That was the advice from Mitch Kapor, the New York-born entrepreneur and venture capitalist who addressed attendees as part of the closing session of Startup Weekend EDU last night in Seattle. Kapor, who founded Lotus Development in 1982 and became founding chairman of the Mozilla Foundation in 2003, spent a good chunk of his talk discussing his investment philosophy related to education.
But it was some of Kapor’s remarks about the current climate for startups which I found most interesting.
“This is a fantastic time, in my view, to do a startup,” said Kapor to applause from the crowd. “I’ve been at this almost 35 years now, and I can say that it is a wonderful time and the opportunities are larger than ever, in part because there are billions of these kinds of (smartphone) devices. We are really talking about a mass, mass, mass market.”

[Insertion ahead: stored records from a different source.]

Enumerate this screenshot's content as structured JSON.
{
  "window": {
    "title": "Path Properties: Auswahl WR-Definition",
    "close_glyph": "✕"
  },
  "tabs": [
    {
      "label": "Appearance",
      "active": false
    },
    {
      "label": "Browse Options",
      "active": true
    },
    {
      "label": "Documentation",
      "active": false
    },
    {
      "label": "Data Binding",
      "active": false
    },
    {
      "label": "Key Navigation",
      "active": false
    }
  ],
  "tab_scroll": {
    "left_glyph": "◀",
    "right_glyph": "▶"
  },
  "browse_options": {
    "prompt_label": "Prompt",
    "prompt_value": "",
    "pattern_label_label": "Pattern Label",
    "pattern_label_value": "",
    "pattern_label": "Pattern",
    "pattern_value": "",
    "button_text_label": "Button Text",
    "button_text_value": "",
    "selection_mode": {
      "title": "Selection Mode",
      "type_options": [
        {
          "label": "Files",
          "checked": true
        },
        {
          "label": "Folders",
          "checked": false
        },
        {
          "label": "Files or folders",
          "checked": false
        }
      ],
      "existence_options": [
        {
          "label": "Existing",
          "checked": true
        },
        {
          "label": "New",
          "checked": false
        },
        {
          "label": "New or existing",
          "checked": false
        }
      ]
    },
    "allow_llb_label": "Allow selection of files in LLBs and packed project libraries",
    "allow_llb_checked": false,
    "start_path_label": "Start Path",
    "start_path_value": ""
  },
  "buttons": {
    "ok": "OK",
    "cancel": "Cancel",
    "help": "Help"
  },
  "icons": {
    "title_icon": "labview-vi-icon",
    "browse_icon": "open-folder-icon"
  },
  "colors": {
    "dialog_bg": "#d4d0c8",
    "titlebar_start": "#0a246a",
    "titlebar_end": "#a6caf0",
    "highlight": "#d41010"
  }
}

Building a new startup also is cheaper and easier today, with Kapor noting that there’s now a “whole apparatus” designed to help entrepreneurs who are just starting out.
But even though startups no longer have to spend millions to purchase servers or other equipment, the founder of Kapor Capital noted that it still remains extremely hard to build a company which creates a breakout product.
“Startups, in some sense, have gotten so easy to start, that we are confusing two things. And what we are confusing, often, is how far can you get in your first day of travel, with how long it is going to take to get up to the top of the mountain,” said Kapor, an early investor in Twilio, Uber, Get Satisfaction and bit.ly.
He continued with some great advice for folks thinking about doing a startup:
“It is clear that startups can get so much further on their first day than they used to be able to, so you might think: ‘Oh, well, how hard can it be to get up to the high altitudes of success?’ But, as you try to ascent to the higher altitudes, you need to raise more capital, build an organization, execute at a more complex level…. All of that can be done, but all of that involves messy things about people. And it is not a Moore’s Law sort of thing. That’s not necessarily faster or easier than it used to be. So, we are cautious at looking at things.
Not always that it is just so great that in your first three weeks you’ve got 50,000 people to download this or to use this new free service. Well, that’s remarkable. And that’s a great start, whatever it is…. And we appreciate that, but we also look carefully and think about whether the team is really equipped for high-altitude travel. Can they operate in low oxygen atmospheres for long periods of time? It is a separate kind of inquiry that has its own criteria.”
Here’s Kapor talking about the challenges of selling software to teachers and his thoughts on why startups — despite the lower costs and additional resources — are still really, really hard.
Kapor’s talk capped an action-packed Startup Weekend EDU, with mobile learning startup Text2Teach beating out 13 other teams to win the competition.
Here’s my earlier report on the opening keynote discussion between blogger Michael Arrington and venture capitalist Vinod Khosla: “Vinod Khosla on failure, thinking big and why the best entrepreneurs are under 25.”